Each Breakout EDU kit comes with two hint cards. The hit cards are a critical element to facilitating a Breakout EDU game. We asked our community how they use the hint cards. If you put your own kit together, make sure you have some hit cards. A link to a PDF can be found at the bottom of the post.
My experience with the hint cards is that teenagers are loathe to use them, and the negotiation that comes from their presence in the game is a great study in compromise and flexibility
While the games are obviously rich with problem solving experiences, I appreciate the inclusion of the hint cards for the life-skills they encourage. Knowing when to ask for help is difficult to teach (not too soon, not too late, just the right time). Living that Goldilocks Moment in conjunction with a well-crafted game adds to the depth Breakout EDU offers.
I feel use of the hints is an integral aspect of the game for two reasons. First, the judicious use of the hints is a large part of the strategy. If you use one too early, you might pass a challenge that could have been solved. Also, by concisely recapping where the group is in the game is a terrific skill for students to learn.
Finally, there have been some games that provide a slow trickle of hints as the group gets stuck and I believe the problem with that is that every set of players has a different game. It would be like if a referee was willing to allow some rules to be broken for one set of players, but not another. By providing each game with two hints, all players begin with the same set of challenges and benefits.
As educators, we often intervene too quickly when a student in struggling. In a Breakout game, the hint cards allow the players to work up until their frustration point, but know that they can ask for help if they need it. Setting the limit to two forces the players to use them strategically.
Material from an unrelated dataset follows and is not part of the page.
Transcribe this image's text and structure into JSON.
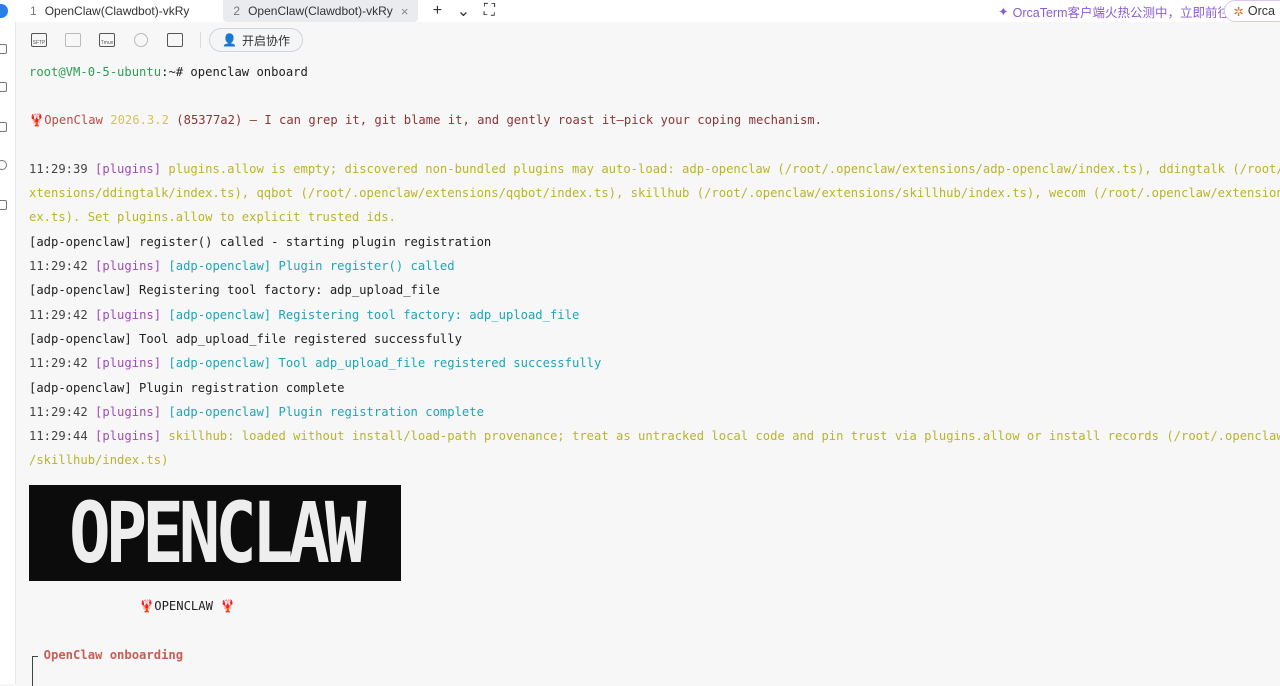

Also, making them aware that it’s possible to win the game without hint cards is always a fun challenge.